*** Opening of SOURCE MATERIAL ***
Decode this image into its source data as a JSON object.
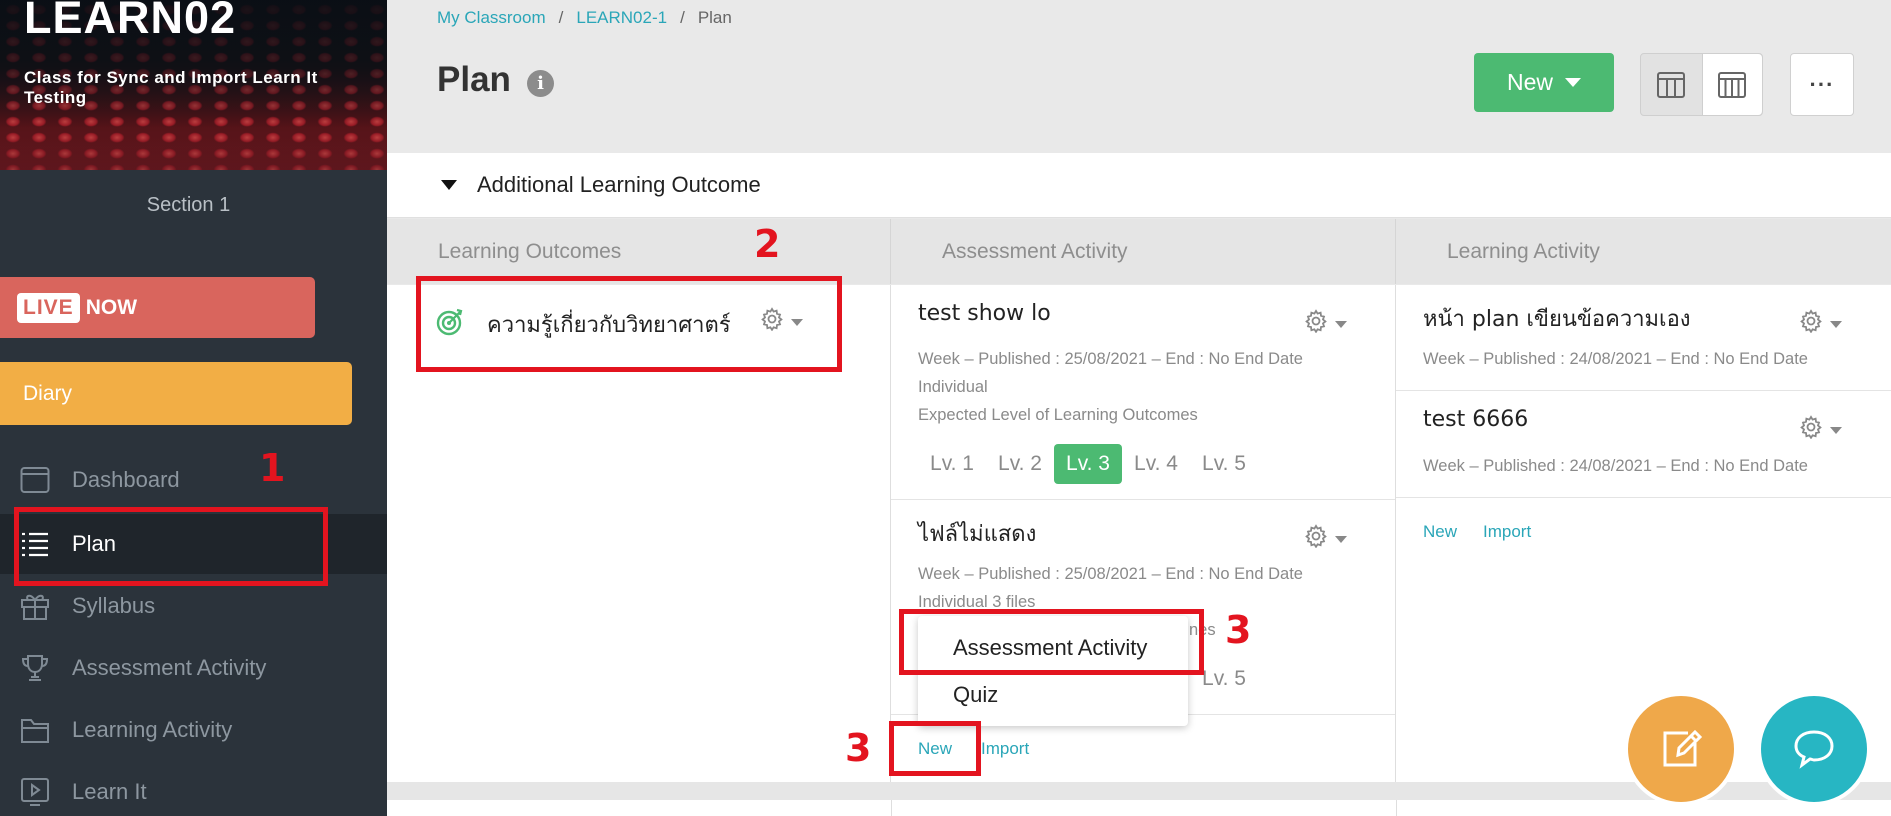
{
  "sidebar": {
    "class_code": "LEARN02",
    "class_name": "Class for Sync and Import Learn It Testing",
    "section": "Section 1",
    "live_tag": "LIVE",
    "live_now": "NOW",
    "diary": "Diary",
    "nav": [
      {
        "label": "Dashboard",
        "icon": "browser-window-icon"
      },
      {
        "label": "Plan",
        "icon": "list-icon",
        "active": true
      },
      {
        "label": "Syllabus",
        "icon": "gift-icon"
      },
      {
        "label": "Assessment Activity",
        "icon": "trophy-icon"
      },
      {
        "label": "Learning Activity",
        "icon": "folder-icon"
      },
      {
        "label": "Learn It",
        "icon": "play-screen-icon"
      }
    ]
  },
  "breadcrumb": [
    "My Classroom",
    "LEARN02-1",
    "Plan"
  ],
  "page": {
    "title": "Plan",
    "new_button": "New",
    "more": "···"
  },
  "section_header": "Additional Learning Outcome",
  "columns": {
    "learning_outcomes": "Learning Outcomes",
    "assessment_activity": "Assessment Activity",
    "learning_activity": "Learning Activity"
  },
  "outcome": {
    "title": "ความรู้เกี่ยวกับวิทยาศาตร์"
  },
  "assessments": [
    {
      "title": "test show lo",
      "meta": "Week –   Published : 25/08/2021 – End : No End Date",
      "type": "Individual",
      "expected": "Expected Level of Learning Outcomes",
      "levels": [
        "Lv. 1",
        "Lv. 2",
        "Lv. 3",
        "Lv. 4",
        "Lv. 5"
      ],
      "selected_level": 3
    },
    {
      "title": "ไฟล์ไม่แสดง",
      "meta": "Week –   Published : 25/08/2021 – End : No End Date",
      "type": "Individual 3 files",
      "expected_partial": "nes",
      "level_visible": "Lv. 5"
    }
  ],
  "assessment_links": {
    "new": "New",
    "import": "Import"
  },
  "dropdown": {
    "items": [
      "Assessment Activity",
      "Quiz"
    ]
  },
  "activities": [
    {
      "title": "หน้า plan เขียนข้อความเอง",
      "meta": "Week –   Published : 24/08/2021 – End : No End Date"
    },
    {
      "title": "test 6666",
      "meta": "Week –   Published : 24/08/2021 – End : No End Date"
    }
  ],
  "activity_links": {
    "new": "New",
    "import": "Import"
  },
  "annotations": {
    "n1": "1",
    "n2": "2",
    "n3": "3"
  },
  "colors": {
    "green": "#4cba72",
    "teal": "#2aa6b8",
    "live": "#d9655d",
    "diary": "#f2ae45",
    "annotation": "#e3141f"
  }
}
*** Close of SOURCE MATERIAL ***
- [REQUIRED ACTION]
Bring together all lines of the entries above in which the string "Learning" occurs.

- [ANSWER SECTION]
        "label": "Learning Activity",
  "section_header": "Additional Learning Outcome",
    "learning_outcomes": "Learning Outcomes",
    "learning_activity": "Learning Activity"
      "expected": "Expected Level of Learning Outcomes",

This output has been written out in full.